If you have a camera or phone with you, then these handy tips and tricks will help you to get the best out of your photographic equipment, whatever your level of expertise.

Been inspired and want to help?

There are some wonderfully visual online guides to help you identifying Britain's amphibians. The Amphibian and Reptile Conservation have a very comprehensive guide to amphibian identification (pdf) that can also be downloaded from The Amphibian and Reptile Groups of the UK. There are also detailed pages for each species of amphibian. There is another excellent guide to identifying the amphibians (reptiles) found in the UK from Reptiles and Amphibians of the UK.

Once you have identified what you have seen, you can submit sightings of both native and alien amphibians to the Amphibian and Reptile Groups of the UK recording site, who also have links to local recording groups. The National Amphibian and Reptile Recording Scheme run various surveys for you to sign up to and take part in, and for unusual and exotic-looking amphibians, sightings can be submitted to Alien Encounters. There is also the latest observations of amphibians and reptiles from iSpot, an online resource for identifying and sharing nature.

Test yourself

Now you are armed with all the facts, can you identify this amphibian from the clues?

smooth skin

I have smooth olive to brown skin.

eye band

I have a dark band through my eye.

Bog
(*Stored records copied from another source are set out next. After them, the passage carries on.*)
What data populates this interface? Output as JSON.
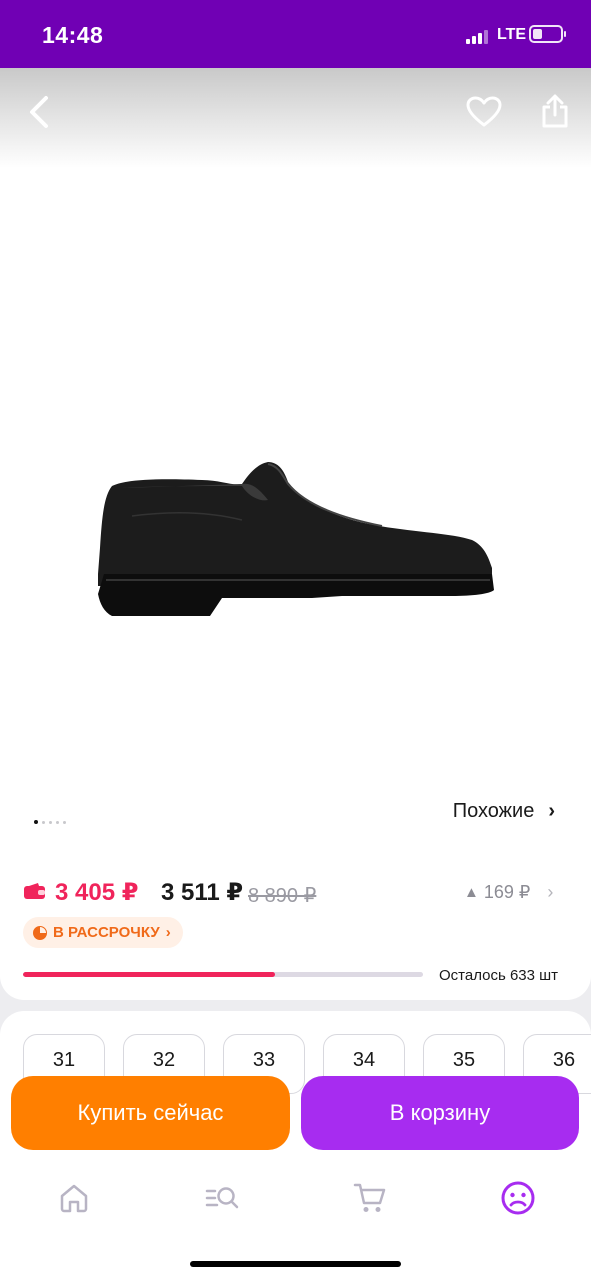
{
  "status_bar": {
    "time": "14:48",
    "network": "LTE",
    "battery_level": 0.3
  },
  "gallery": {
    "image": "black leather slip-on shoe",
    "total_images": 5,
    "active_image": 1,
    "similar_label": "Похожие",
    "icons": {
      "back": "chevron-left-icon",
      "favorite": "heart-icon",
      "share": "share-icon"
    }
  },
  "price": {
    "main": "3 405 ₽",
    "second": "3 511 ₽",
    "old": "8 890 ₽",
    "difference": "169 ₽",
    "installment_label": "В РАССРОЧКУ",
    "stock_label": "Осталось 633 шт",
    "stock_fraction": 0.63
  },
  "sizes": [
    "31",
    "32",
    "33",
    "34",
    "35",
    "36"
  ],
  "actions": {
    "buy_now": "Купить сейчас",
    "add_to_cart": "В корзину"
  },
  "nav": {
    "items": [
      "home-icon",
      "catalog-search-icon",
      "cart-icon",
      "profile-icon"
    ],
    "active": "profile-icon"
  },
  "colors": {
    "brand": "#7000b4",
    "accent_price": "#f0245b",
    "buy_button": "#ff7f00",
    "cart_button": "#a72cf0",
    "installment": "#f06a1a"
  }
}
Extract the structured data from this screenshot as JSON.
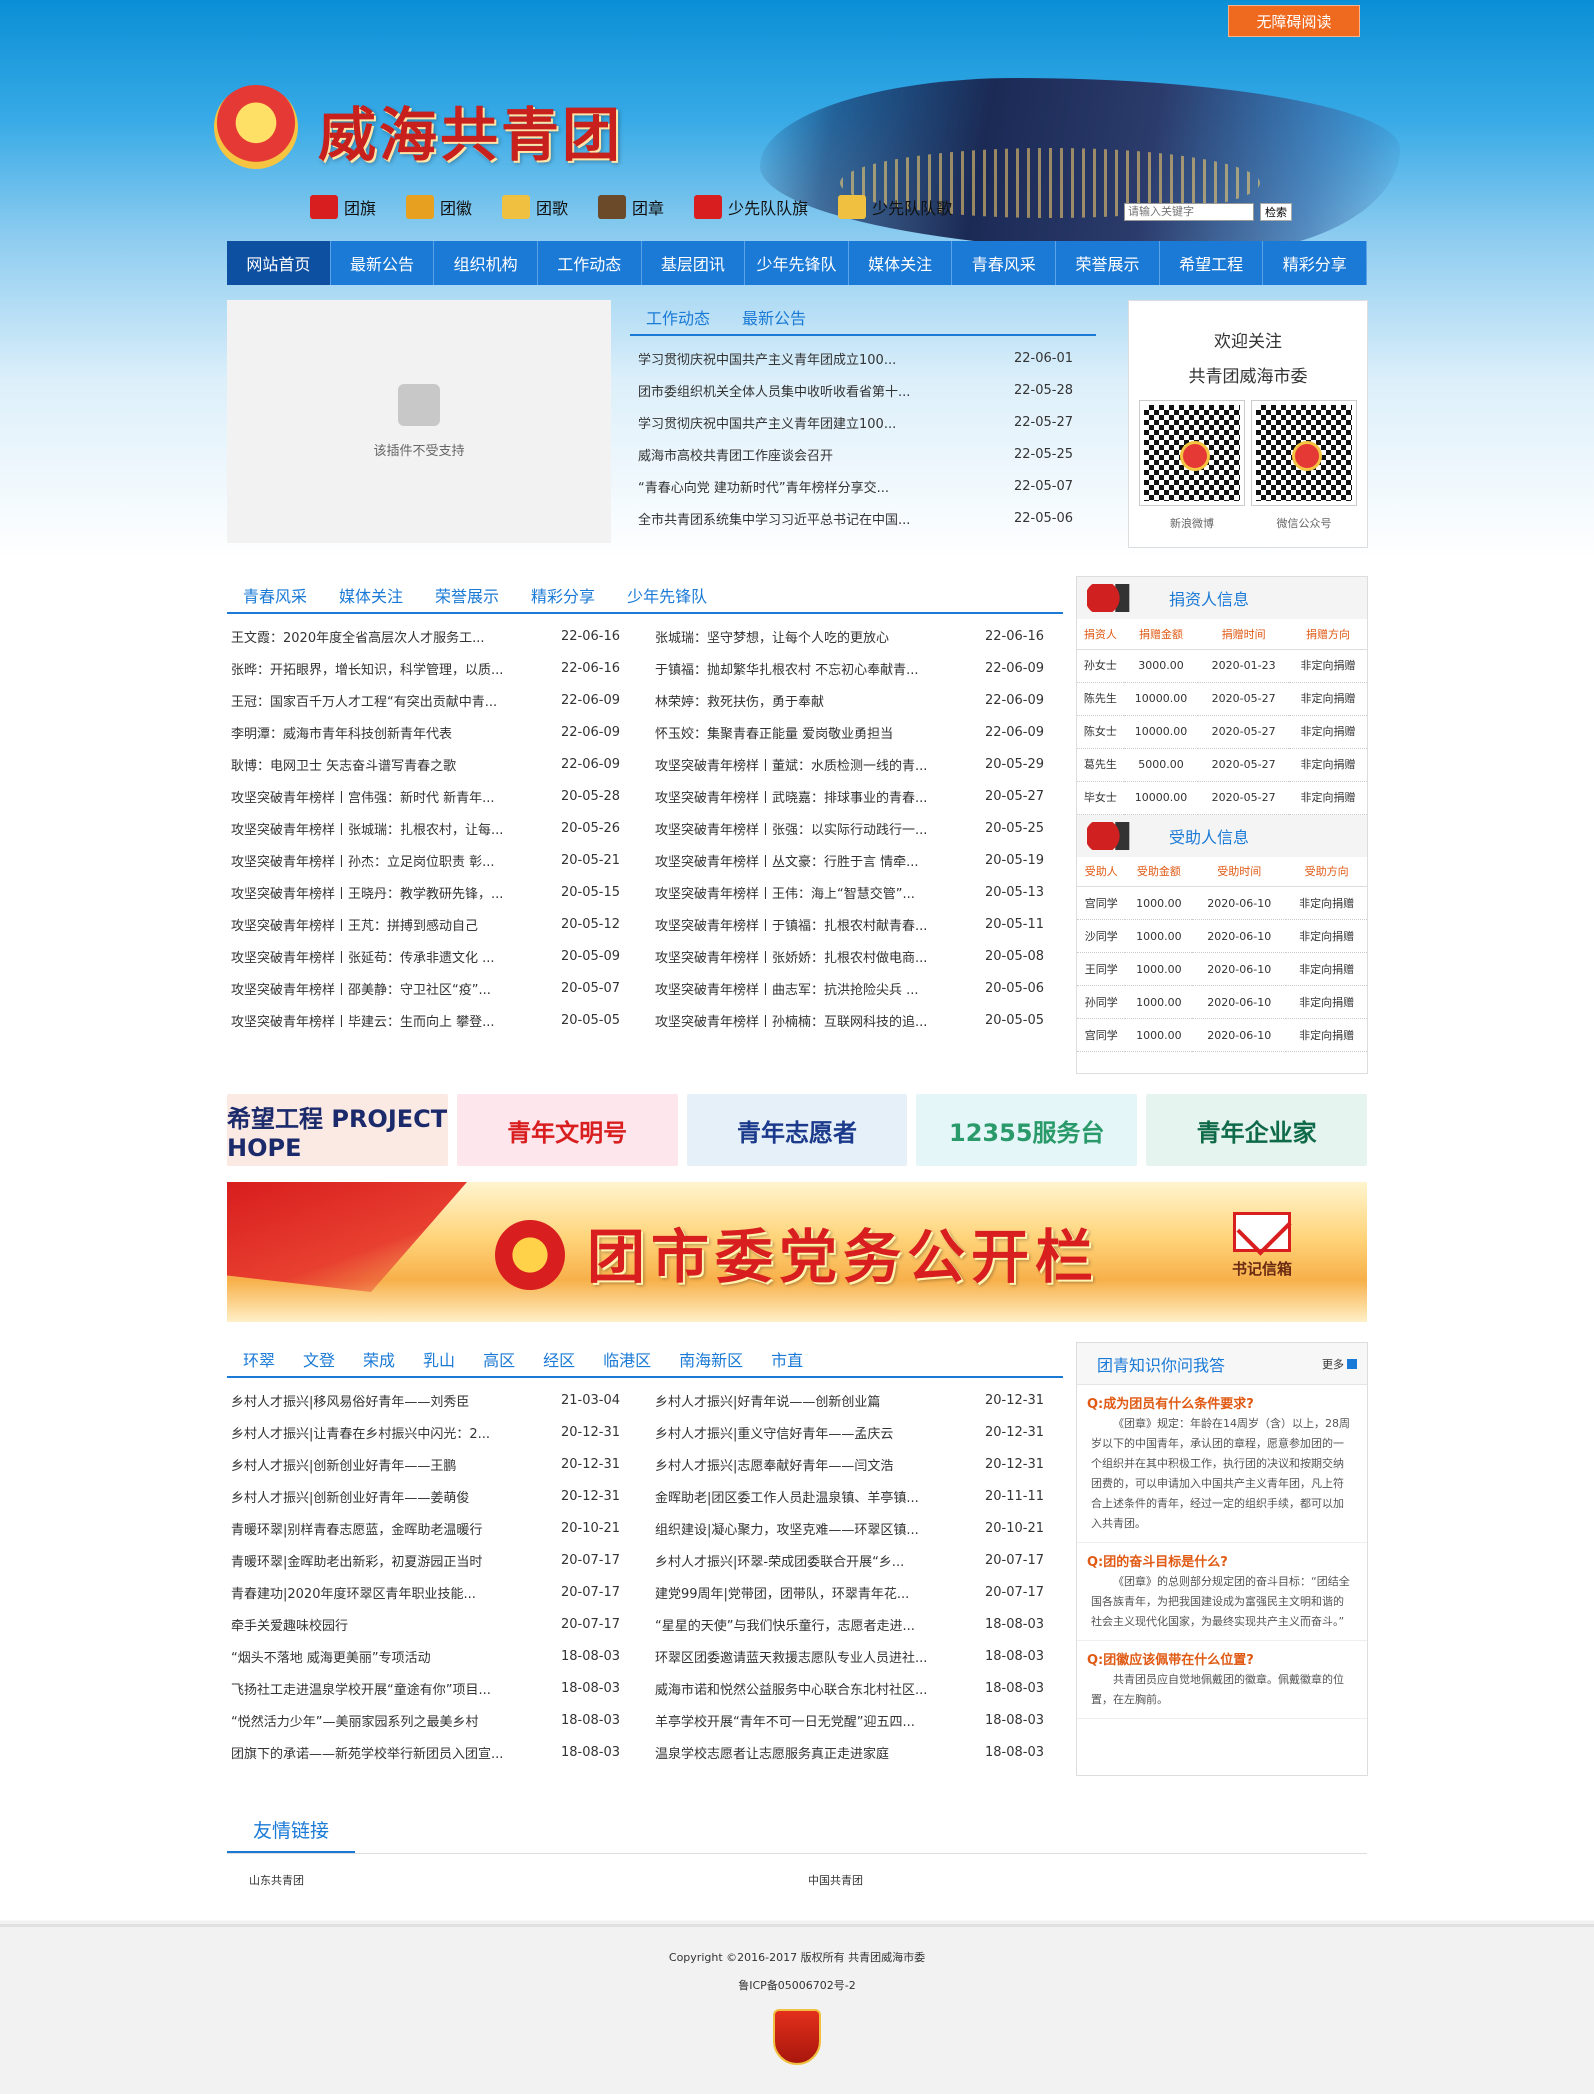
{
  "header": {
    "accessibility_button": "无障碍阅读",
    "site_title": "威海共青团",
    "quick_links": [
      {
        "label": "团旗",
        "color": "#d81e1e"
      },
      {
        "label": "团徽",
        "color": "#e8a020"
      },
      {
        "label": "团歌",
        "color": "#f0c040"
      },
      {
        "label": "团章",
        "color": "#6b4a2a"
      },
      {
        "label": "少先队队旗",
        "color": "#d81e1e"
      },
      {
        "label": "少先队队歌",
        "color": "#f0c040"
      }
    ],
    "search": {
      "placeholder": "请输入关键字",
      "button": "检索"
    }
  },
  "nav": [
    "网站首页",
    "最新公告",
    "组织机构",
    "工作动态",
    "基层团讯",
    "少年先锋队",
    "媒体关注",
    "青春风采",
    "荣誉展示",
    "希望工程",
    "精彩分享"
  ],
  "plugin": {
    "message": "该插件不受支持"
  },
  "news": {
    "tabs": [
      "工作动态",
      "最新公告"
    ],
    "items": [
      {
        "title": "学习贯彻庆祝中国共产主义青年团成立100...",
        "date": "22-06-01"
      },
      {
        "title": "团市委组织机关全体人员集中收听收看省第十...",
        "date": "22-05-28"
      },
      {
        "title": "学习贯彻庆祝中国共产主义青年团建立100...",
        "date": "22-05-27"
      },
      {
        "title": "威海市高校共青团工作座谈会召开",
        "date": "22-05-25"
      },
      {
        "title": "“青春心向党 建功新时代”青年榜样分享交...",
        "date": "22-05-07"
      },
      {
        "title": "全市共青团系统集中学习习近平总书记在中国...",
        "date": "22-05-06"
      }
    ]
  },
  "welcome": {
    "line1": "欢迎关注",
    "line2": "共青团威海市委",
    "qr1_label": "新浪微博",
    "qr2_label": "微信公众号"
  },
  "youth": {
    "tabs": [
      "青春风采",
      "媒体关注",
      "荣誉展示",
      "精彩分享",
      "少年先锋队"
    ],
    "left": [
      {
        "title": "王文霞：2020年度全省高层次人才服务工...",
        "date": "22-06-16"
      },
      {
        "title": "张晔：开拓眼界，增长知识，科学管理，以质...",
        "date": "22-06-16"
      },
      {
        "title": "王冠：国家百千万人才工程“有突出贡献中青...",
        "date": "22-06-09"
      },
      {
        "title": "李明潭：威海市青年科技创新青年代表",
        "date": "22-06-09"
      },
      {
        "title": "耿博：电网卫士 矢志奋斗谱写青春之歌",
        "date": "22-06-09"
      },
      {
        "title": "攻坚突破青年榜样丨宫伟强：新时代 新青年...",
        "date": "20-05-28"
      },
      {
        "title": "攻坚突破青年榜样丨张城瑞：扎根农村，让每...",
        "date": "20-05-26"
      },
      {
        "title": "攻坚突破青年榜样丨孙杰：立足岗位职责 彰...",
        "date": "20-05-21"
      },
      {
        "title": "攻坚突破青年榜样丨王晓丹：教学教研先锋，...",
        "date": "20-05-15"
      },
      {
        "title": "攻坚突破青年榜样丨王芃：拼搏到感动自己",
        "date": "20-05-12"
      },
      {
        "title": "攻坚突破青年榜样丨张延苟：传承非遗文化 ...",
        "date": "20-05-09"
      },
      {
        "title": "攻坚突破青年榜样丨邵美静：守卫社区“疫”...",
        "date": "20-05-07"
      },
      {
        "title": "攻坚突破青年榜样丨毕建云：生而向上 攀登...",
        "date": "20-05-05"
      }
    ],
    "right": [
      {
        "title": "张城瑞：坚守梦想，让每个人吃的更放心",
        "date": "22-06-16"
      },
      {
        "title": "于镇福：抛却繁华扎根农村 不忘初心奉献青...",
        "date": "22-06-09"
      },
      {
        "title": "林荣婷：救死扶伤，勇于奉献",
        "date": "22-06-09"
      },
      {
        "title": "怀玉姣：集聚青春正能量 爱岗敬业勇担当",
        "date": "22-06-09"
      },
      {
        "title": "攻坚突破青年榜样丨董斌：水质检测一线的青...",
        "date": "20-05-29"
      },
      {
        "title": "攻坚突破青年榜样丨武晓嘉：排球事业的青春...",
        "date": "20-05-27"
      },
      {
        "title": "攻坚突破青年榜样丨张强：以实际行动践行一...",
        "date": "20-05-25"
      },
      {
        "title": "攻坚突破青年榜样丨丛文豪：行胜于言 情牵...",
        "date": "20-05-19"
      },
      {
        "title": "攻坚突破青年榜样丨王伟：海上“智慧交管”...",
        "date": "20-05-13"
      },
      {
        "title": "攻坚突破青年榜样丨于镇福：扎根农村献青春...",
        "date": "20-05-11"
      },
      {
        "title": "攻坚突破青年榜样丨张娇娇：扎根农村做电商...",
        "date": "20-05-08"
      },
      {
        "title": "攻坚突破青年榜样丨曲志军：抗洪抢险尖兵 ...",
        "date": "20-05-06"
      },
      {
        "title": "攻坚突破青年榜样丨孙楠楠：互联网科技的追...",
        "date": "20-05-05"
      }
    ]
  },
  "donors": {
    "logo_text": "希望工程",
    "title": "捐资人信息",
    "headers": [
      "捐资人",
      "捐赠金额",
      "捐赠时间",
      "捐赠方向"
    ],
    "rows": [
      [
        "孙女士",
        "3000.00",
        "2020-01-23",
        "非定向捐赠"
      ],
      [
        "陈先生",
        "10000.00",
        "2020-05-27",
        "非定向捐赠"
      ],
      [
        "陈女士",
        "10000.00",
        "2020-05-27",
        "非定向捐赠"
      ],
      [
        "葛先生",
        "5000.00",
        "2020-05-27",
        "非定向捐赠"
      ],
      [
        "毕女士",
        "10000.00",
        "2020-05-27",
        "非定向捐赠"
      ]
    ]
  },
  "recipients": {
    "title": "受助人信息",
    "headers": [
      "受助人",
      "受助金额",
      "受助时间",
      "受助方向"
    ],
    "rows": [
      [
        "宫同学",
        "1000.00",
        "2020-06-10",
        "非定向捐赠"
      ],
      [
        "沙同学",
        "1000.00",
        "2020-06-10",
        "非定向捐赠"
      ],
      [
        "王同学",
        "1000.00",
        "2020-06-10",
        "非定向捐赠"
      ],
      [
        "孙同学",
        "1000.00",
        "2020-06-10",
        "非定向捐赠"
      ],
      [
        "宫同学",
        "1000.00",
        "2020-06-10",
        "非定向捐赠"
      ]
    ]
  },
  "banners": [
    {
      "label": "希望工程 PROJECT HOPE",
      "bg": "#fbe9e4",
      "color": "#1b2a6b"
    },
    {
      "label": "青年文明号",
      "bg": "#fde6ec",
      "color": "#d81e1e"
    },
    {
      "label": "青年志愿者",
      "bg": "#e6f0f8",
      "color": "#1b3a8b"
    },
    {
      "label": "12355服务台",
      "bg": "#e4f6f8",
      "color": "#2a9a6a"
    },
    {
      "label": "青年企业家",
      "bg": "#e6f4ef",
      "color": "#0f6a4a"
    }
  ],
  "party_banner": {
    "title": "团市委党务公开栏",
    "mail_label": "书记信箱"
  },
  "county": {
    "tabs": [
      "环翠",
      "文登",
      "荣成",
      "乳山",
      "高区",
      "经区",
      "临港区",
      "南海新区",
      "市直"
    ],
    "left": [
      {
        "title": "乡村人才振兴|移风易俗好青年——刘秀臣",
        "date": "21-03-04"
      },
      {
        "title": "乡村人才振兴|让青春在乡村振兴中闪光：2...",
        "date": "20-12-31"
      },
      {
        "title": "乡村人才振兴|创新创业好青年——王鹏",
        "date": "20-12-31"
      },
      {
        "title": "乡村人才振兴|创新创业好青年——姜萌俊",
        "date": "20-12-31"
      },
      {
        "title": "青暖环翠|别样青春志愿蓝，金晖助老温暖行",
        "date": "20-10-21"
      },
      {
        "title": "青暖环翠|金晖助老出新彩，初夏游园正当时",
        "date": "20-07-17"
      },
      {
        "title": "青春建功|2020年度环翠区青年职业技能...",
        "date": "20-07-17"
      },
      {
        "title": "牵手关爱趣味校园行",
        "date": "20-07-17"
      },
      {
        "title": "“烟头不落地 威海更美丽”专项活动",
        "date": "18-08-03"
      },
      {
        "title": "飞扬社工走进温泉学校开展“童途有你”项目...",
        "date": "18-08-03"
      },
      {
        "title": "“悦然活力少年”—美丽家园系列之最美乡村",
        "date": "18-08-03"
      },
      {
        "title": "团旗下的承诺——新苑学校举行新团员入团宣...",
        "date": "18-08-03"
      }
    ],
    "right": [
      {
        "title": "乡村人才振兴|好青年说——创新创业篇",
        "date": "20-12-31"
      },
      {
        "title": "乡村人才振兴|重义守信好青年——孟庆云",
        "date": "20-12-31"
      },
      {
        "title": "乡村人才振兴|志愿奉献好青年——闫文浩",
        "date": "20-12-31"
      },
      {
        "title": "金晖助老|团区委工作人员赴温泉镇、羊亭镇...",
        "date": "20-11-11"
      },
      {
        "title": "组织建设|凝心聚力，攻坚克难——环翠区镇...",
        "date": "20-10-21"
      },
      {
        "title": "乡村人才振兴|环翠-荣成团委联合开展“乡...",
        "date": "20-07-17"
      },
      {
        "title": "建党99周年|党带团，团带队，环翠青年花...",
        "date": "20-07-17"
      },
      {
        "title": "“星星的天使”与我们快乐童行，志愿者走进...",
        "date": "18-08-03"
      },
      {
        "title": "环翠区团委邀请蓝天救援志愿队专业人员进社...",
        "date": "18-08-03"
      },
      {
        "title": "威海市诺和悦然公益服务中心联合东北村社区...",
        "date": "18-08-03"
      },
      {
        "title": "羊亭学校开展“青年不可一日无党醒”迎五四...",
        "date": "18-08-03"
      },
      {
        "title": "温泉学校志愿者让志愿服务真正走进家庭",
        "date": "18-08-03"
      }
    ]
  },
  "faq": {
    "title": "团青知识你问我答",
    "more": "更多",
    "items": [
      {
        "q": "Q:成为团员有什么条件要求?",
        "a": "《团章》规定：年龄在14周岁（含）以上，28周岁以下的中国青年，承认团的章程，愿意参加团的一个组织并在其中积极工作，执行团的决议和按期交纳团费的，可以申请加入中国共产主义青年团，凡上符合上述条件的青年，经过一定的组织手续，都可以加入共青团。"
      },
      {
        "q": "Q:团的奋斗目标是什么?",
        "a": "《团章》的总则部分规定团的奋斗目标：“团结全国各族青年，为把我国建设成为富强民主文明和谐的社会主义现代化国家，为最终实现共产主义而奋斗。”"
      },
      {
        "q": "Q:团徽应该佩带在什么位置?",
        "a": "共青团员应自觉地佩戴团的徽章。佩戴徽章的位置，在左胸前。"
      }
    ]
  },
  "links": {
    "title": "友情链接",
    "items": [
      "山东共青团",
      "中国共青团"
    ]
  },
  "footer": {
    "copyright": "Copyright ©2016-2017 版权所有 共青团威海市委",
    "icp": "鲁ICP备05006702号-2"
  }
}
I can be found in acidic bogs.

Click here for the answer and to find out more about our mystery amphibian.

Love your amphibians? Then tell us about any you have seen and join the big Summer of Wildlife conversation with BBC Nature on Facebook and Twitter @BBCNature - #summerofwildlife.

And please share your photos with us on our Summer of Wildlife Flickr group - #seeitsnapitshareit.

More on This Story

Summer of Wildlife homepage

BBC © 2014 The BBC is not responsible for the content of external sites. Read more.

This page is best viewed in an up-to-date web browser with style sheets (CSS) enabled. While you will be able to view the content of this page in your current browser, you will not be able to get the full visual experience. Please consider upgrading your browser software or enabling style sheets (CSS) if you are able to do so.